— Exercise instructions —
The response should be the records below, repeated exactly, with each picture left out.
*** Opening of Available data ***
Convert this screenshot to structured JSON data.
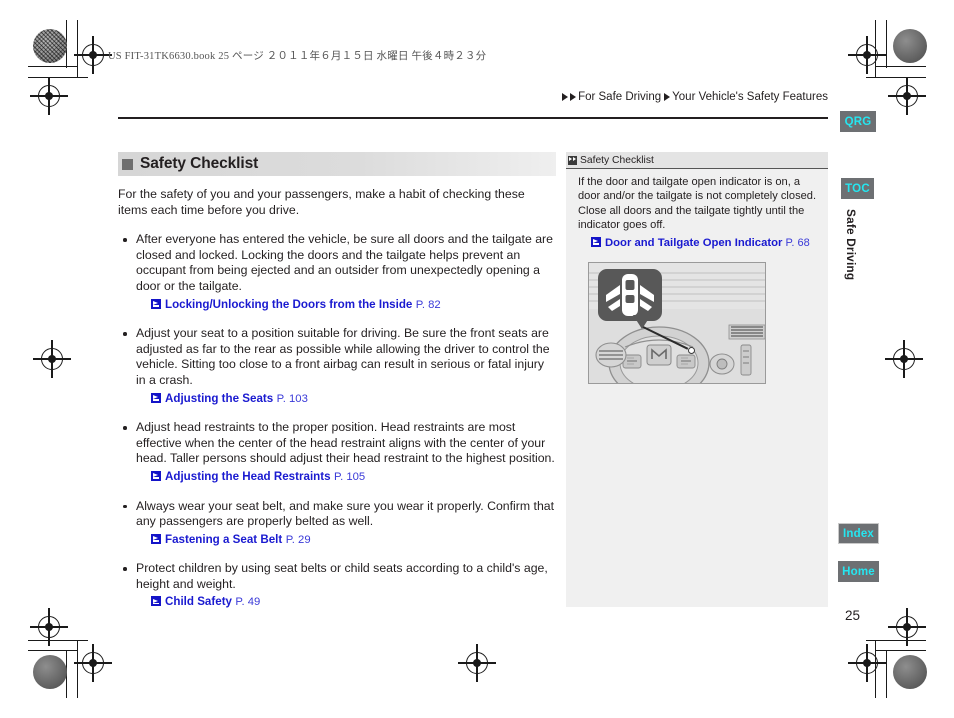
{
  "page": {
    "file_info": "US FIT-31TK6630.book   25 ページ   ２０１１年６月１５日   水曜日   午後４時２３分",
    "page_number": "25",
    "breadcrumb": {
      "level1": "For Safe Driving",
      "level2": "Your Vehicle's Safety Features"
    },
    "colors": {
      "link": "#1a1ad0",
      "tab_bg": "#6d7073",
      "tab_text": "#25e6f0",
      "section_header_bg": "#d6d6d6",
      "sidebar_bg": "#f0f0f0"
    }
  },
  "main": {
    "section_title": "Safety Checklist",
    "intro": "For the safety of you and your passengers, make a habit of checking these items each time before you drive.",
    "bullets": [
      {
        "text": "After everyone has entered the vehicle, be sure all doors and the tailgate are closed and locked. Locking the doors and the tailgate helps prevent an occupant from being ejected and an outsider from unexpectedly opening a door or the tailgate.",
        "xref_title": "Locking/Unlocking the Doors from the Inside",
        "xref_page": "P. 82"
      },
      {
        "text": "Adjust your seat to a position suitable for driving. Be sure the front seats are adjusted as far to the rear as possible while allowing the driver to control the vehicle. Sitting too close to a front airbag can result in serious or fatal injury in a crash.",
        "xref_title": "Adjusting the Seats",
        "xref_page": "P. 103"
      },
      {
        "text": "Adjust head restraints to the proper position. Head restraints are most effective when the center of the head restraint aligns with the center of your head. Taller persons should adjust their head restraint to the highest position.",
        "xref_title": "Adjusting the Head Restraints",
        "xref_page": "P. 105"
      },
      {
        "text": "Always wear your seat belt, and make sure you wear it properly. Confirm that any passengers are properly belted as well.",
        "xref_title": "Fastening a Seat Belt",
        "xref_page": "P. 29"
      },
      {
        "text": "Protect children by using seat belts or child seats according to a child's age, height and weight.",
        "xref_title": "Child Safety",
        "xref_page": "P. 49"
      }
    ]
  },
  "sidebar": {
    "header": "Safety Checklist",
    "body": "If the door and tailgate open indicator is on, a door and/or the tailgate is not completely closed. Close all doors and the tailgate tightly until the indicator goes off.",
    "xref_title": "Door and Tailgate Open Indicator",
    "xref_page": "P. 68",
    "illustration_caption": "Dashboard with door and tailgate open indicator callout"
  },
  "tabs": {
    "qrg": "QRG",
    "toc": "TOC",
    "chapter": "Safe Driving",
    "index": "Index",
    "home": "Home"
  }
}
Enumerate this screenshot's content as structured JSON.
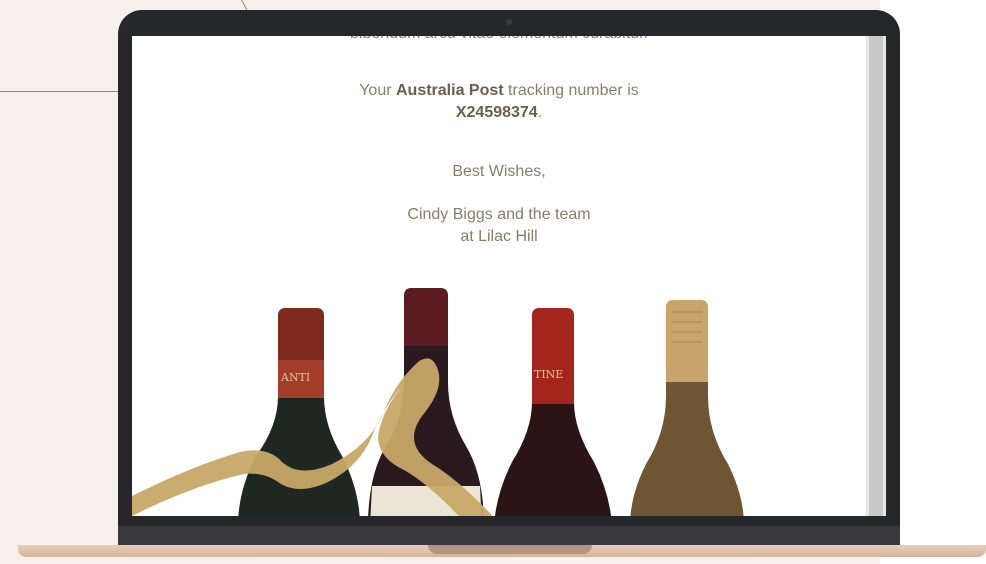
{
  "email": {
    "cut_line": "bibendum arcu vitae elementum curabitur.",
    "tracking_prefix": "Your ",
    "carrier": "Australia Post",
    "tracking_middle": " tracking number is",
    "tracking_number": "X24598374",
    "tracking_suffix": ".",
    "closing": "Best Wishes,",
    "signature_line1": "Cindy Biggs and the team",
    "signature_line2": "at Lilac Hill"
  },
  "colors": {
    "body_text": "#8a7d67",
    "bold_text": "#6b5f4b",
    "background_panel": "#f5f0ea",
    "laptop_bezel": "#26272b",
    "laptop_base": "#e8cdb7"
  },
  "image": {
    "subject": "wine bottles with gold ribbon",
    "bottle_labels": [
      "ANTI",
      "TINE"
    ]
  }
}
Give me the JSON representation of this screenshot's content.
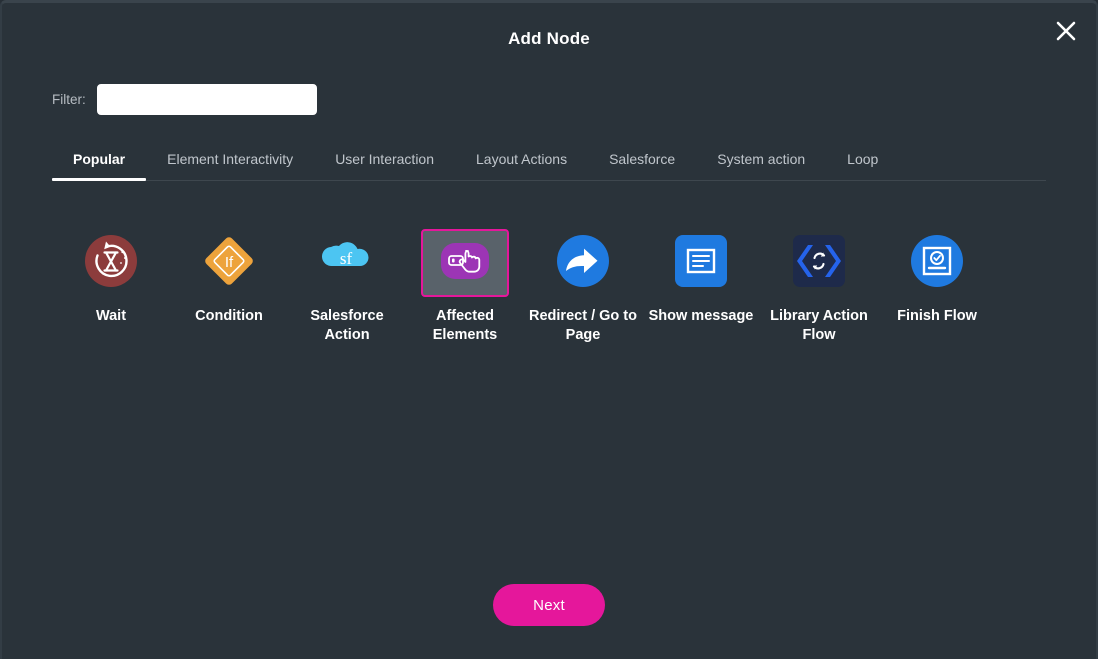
{
  "dialog": {
    "title": "Add Node",
    "close_icon": "close-icon"
  },
  "filter": {
    "label": "Filter:",
    "value": "",
    "placeholder": ""
  },
  "tabs": [
    {
      "label": "Popular",
      "active": true
    },
    {
      "label": "Element Interactivity",
      "active": false
    },
    {
      "label": "User Interaction",
      "active": false
    },
    {
      "label": "Layout Actions",
      "active": false
    },
    {
      "label": "Salesforce",
      "active": false
    },
    {
      "label": "System action",
      "active": false
    },
    {
      "label": "Loop",
      "active": false
    }
  ],
  "nodes": [
    {
      "label": "Wait",
      "icon": "hourglass-refresh-icon",
      "selected": false,
      "color": "#8c3c3c"
    },
    {
      "label": "Condition",
      "icon": "if-diamond-icon",
      "selected": false,
      "color": "#eda33c"
    },
    {
      "label": "Salesforce Action",
      "icon": "salesforce-cloud-icon",
      "selected": false,
      "color": "#4cc5f2"
    },
    {
      "label": "Affected Elements",
      "icon": "hand-pointer-icon",
      "selected": true,
      "color": "#9c35b5"
    },
    {
      "label": "Redirect / Go to Page",
      "icon": "share-arrow-icon",
      "selected": false,
      "color": "#1f7ae0"
    },
    {
      "label": "Show message",
      "icon": "message-document-icon",
      "selected": false,
      "color": "#1f7ae0"
    },
    {
      "label": "Library Action Flow",
      "icon": "code-refresh-icon",
      "selected": false,
      "color": "#1e2a4a"
    },
    {
      "label": "Finish Flow",
      "icon": "certificate-check-icon",
      "selected": false,
      "color": "#1f7ae0"
    }
  ],
  "footer": {
    "next_label": "Next"
  },
  "colors": {
    "background": "#2a333a",
    "accent": "#e5179b",
    "selected_fill": "#59626a"
  }
}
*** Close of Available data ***
— Solution for this task —
Convert this screenshot to structured JSON data.
{
  "page": {
    "file_info": "US FIT-31TK6630.book   25 ページ   ２０１１年６月１５日   水曜日   午後４時２３分",
    "page_number": "25",
    "breadcrumb": {
      "level1": "For Safe Driving",
      "level2": "Your Vehicle's Safety Features"
    },
    "colors": {
      "link": "#1a1ad0",
      "tab_bg": "#6d7073",
      "tab_text": "#25e6f0",
      "section_header_bg": "#d6d6d6",
      "sidebar_bg": "#f0f0f0"
    }
  },
  "main": {
    "section_title": "Safety Checklist",
    "intro": "For the safety of you and your passengers, make a habit of checking these items each time before you drive.",
    "bullets": [
      {
        "text": "After everyone has entered the vehicle, be sure all doors and the tailgate are closed and locked. Locking the doors and the tailgate helps prevent an occupant from being ejected and an outsider from unexpectedly opening a door or the tailgate.",
        "xref_title": "Locking/Unlocking the Doors from the Inside",
        "xref_page": "P. 82"
      },
      {
        "text": "Adjust your seat to a position suitable for driving. Be sure the front seats are adjusted as far to the rear as possible while allowing the driver to control the vehicle. Sitting too close to a front airbag can result in serious or fatal injury in a crash.",
        "xref_title": "Adjusting the Seats",
        "xref_page": "P. 103"
      },
      {
        "text": "Adjust head restraints to the proper position. Head restraints are most effective when the center of the head restraint aligns with the center of your head. Taller persons should adjust their head restraint to the highest position.",
        "xref_title": "Adjusting the Head Restraints",
        "xref_page": "P. 105"
      },
      {
        "text": "Always wear your seat belt, and make sure you wear it properly. Confirm that any passengers are properly belted as well.",
        "xref_title": "Fastening a Seat Belt",
        "xref_page": "P. 29"
      },
      {
        "text": "Protect children by using seat belts or child seats according to a child's age, height and weight.",
        "xref_title": "Child Safety",
        "xref_page": "P. 49"
      }
    ]
  },
  "sidebar": {
    "header": "Safety Checklist",
    "body": "If the door and tailgate open indicator is on, a door and/or the tailgate is not completely closed. Close all doors and the tailgate tightly until the indicator goes off.",
    "xref_title": "Door and Tailgate Open Indicator",
    "xref_page": "P. 68",
    "illustration_caption": "Dashboard with door and tailgate open indicator callout"
  },
  "tabs": {
    "qrg": "QRG",
    "toc": "TOC",
    "chapter": "Safe Driving",
    "index": "Index",
    "home": "Home"
  }
}
Enumerate this screenshot's content as structured JSON.
{
  "email": {
    "cut_line": "bibendum arcu vitae elementum curabitur.",
    "tracking_prefix": "Your ",
    "carrier": "Australia Post",
    "tracking_middle": " tracking number is",
    "tracking_number": "X24598374",
    "tracking_suffix": ".",
    "closing": "Best Wishes,",
    "signature_line1": "Cindy Biggs and the team",
    "signature_line2": "at Lilac Hill"
  },
  "colors": {
    "body_text": "#8a7d67",
    "bold_text": "#6b5f4b",
    "background_panel": "#f5f0ea",
    "laptop_bezel": "#26272b",
    "laptop_base": "#e8cdb7"
  },
  "image": {
    "subject": "wine bottles with gold ribbon",
    "bottle_labels": [
      "ANTI",
      "TINE"
    ]
  }
}
Give me the JSON representation of this screenshot's content.
{
  "dialog": {
    "title": "Add Node",
    "close_icon": "close-icon"
  },
  "filter": {
    "label": "Filter:",
    "value": "",
    "placeholder": ""
  },
  "tabs": [
    {
      "label": "Popular",
      "active": true
    },
    {
      "label": "Element Interactivity",
      "active": false
    },
    {
      "label": "User Interaction",
      "active": false
    },
    {
      "label": "Layout Actions",
      "active": false
    },
    {
      "label": "Salesforce",
      "active": false
    },
    {
      "label": "System action",
      "active": false
    },
    {
      "label": "Loop",
      "active": false
    }
  ],
  "nodes": [
    {
      "label": "Wait",
      "icon": "hourglass-refresh-icon",
      "selected": false,
      "color": "#8c3c3c"
    },
    {
      "label": "Condition",
      "icon": "if-diamond-icon",
      "selected": false,
      "color": "#eda33c"
    },
    {
      "label": "Salesforce Action",
      "icon": "salesforce-cloud-icon",
      "selected": false,
      "color": "#4cc5f2"
    },
    {
      "label": "Affected Elements",
      "icon": "hand-pointer-icon",
      "selected": true,
      "color": "#9c35b5"
    },
    {
      "label": "Redirect / Go to Page",
      "icon": "share-arrow-icon",
      "selected": false,
      "color": "#1f7ae0"
    },
    {
      "label": "Show message",
      "icon": "message-document-icon",
      "selected": false,
      "color": "#1f7ae0"
    },
    {
      "label": "Library Action Flow",
      "icon": "code-refresh-icon",
      "selected": false,
      "color": "#1e2a4a"
    },
    {
      "label": "Finish Flow",
      "icon": "certificate-check-icon",
      "selected": false,
      "color": "#1f7ae0"
    }
  ],
  "footer": {
    "next_label": "Next"
  },
  "colors": {
    "background": "#2a333a",
    "accent": "#e5179b",
    "selected_fill": "#59626a"
  }
}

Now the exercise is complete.